• Work order:
Write the entries again exactly, with no line missing.

• Dataset extract:

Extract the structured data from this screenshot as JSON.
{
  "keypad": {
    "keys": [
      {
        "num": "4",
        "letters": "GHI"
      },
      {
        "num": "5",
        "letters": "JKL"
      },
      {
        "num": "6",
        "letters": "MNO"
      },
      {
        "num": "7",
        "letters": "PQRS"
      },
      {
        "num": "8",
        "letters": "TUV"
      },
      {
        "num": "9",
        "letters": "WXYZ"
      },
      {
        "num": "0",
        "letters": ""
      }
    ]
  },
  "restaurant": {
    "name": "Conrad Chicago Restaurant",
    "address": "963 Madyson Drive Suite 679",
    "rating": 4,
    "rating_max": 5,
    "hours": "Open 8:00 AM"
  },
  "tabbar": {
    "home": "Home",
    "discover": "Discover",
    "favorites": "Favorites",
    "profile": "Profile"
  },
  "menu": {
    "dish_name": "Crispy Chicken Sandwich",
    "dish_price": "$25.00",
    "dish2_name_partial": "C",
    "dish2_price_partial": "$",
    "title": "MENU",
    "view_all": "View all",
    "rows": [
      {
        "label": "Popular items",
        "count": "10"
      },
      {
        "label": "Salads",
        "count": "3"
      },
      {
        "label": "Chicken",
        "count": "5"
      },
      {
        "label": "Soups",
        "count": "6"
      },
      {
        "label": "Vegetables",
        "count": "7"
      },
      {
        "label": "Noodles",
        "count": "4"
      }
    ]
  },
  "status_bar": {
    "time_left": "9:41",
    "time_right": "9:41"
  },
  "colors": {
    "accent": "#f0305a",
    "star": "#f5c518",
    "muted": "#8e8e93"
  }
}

• Exercise output:
Extract the structured data from this screenshot as JSON.
{
  "keypad": {
    "keys": [
      {
        "num": "4",
        "letters": "GHI"
      },
      {
        "num": "5",
        "letters": "JKL"
      },
      {
        "num": "6",
        "letters": "MNO"
      },
      {
        "num": "7",
        "letters": "PQRS"
      },
      {
        "num": "8",
        "letters": "TUV"
      },
      {
        "num": "9",
        "letters": "WXYZ"
      },
      {
        "num": "0",
        "letters": ""
      }
    ]
  },
  "restaurant": {
    "name": "Conrad Chicago Restaurant",
    "address": "963 Madyson Drive Suite 679",
    "rating": 4,
    "rating_max": 5,
    "hours": "Open 8:00 AM"
  },
  "tabbar": {
    "home": "Home",
    "discover": "Discover",
    "favorites": "Favorites",
    "profile": "Profile"
  },
  "menu": {
    "dish_name": "Crispy Chicken Sandwich",
    "dish_price": "$25.00",
    "dish2_name_partial": "C",
    "dish2_price_partial": "$",
    "title": "MENU",
    "view_all": "View all",
    "rows": [
      {
        "label": "Popular items",
        "count": "10"
      },
      {
        "label": "Salads",
        "count": "3"
      },
      {
        "label": "Chicken",
        "count": "5"
      },
      {
        "label": "Soups",
        "count": "6"
      },
      {
        "label": "Vegetables",
        "count": "7"
      },
      {
        "label": "Noodles",
        "count": "4"
      }
    ]
  },
  "status_bar": {
    "time_left": "9:41",
    "time_right": "9:41"
  },
  "colors": {
    "accent": "#f0305a",
    "star": "#f5c518",
    "muted": "#8e8e93"
  }
}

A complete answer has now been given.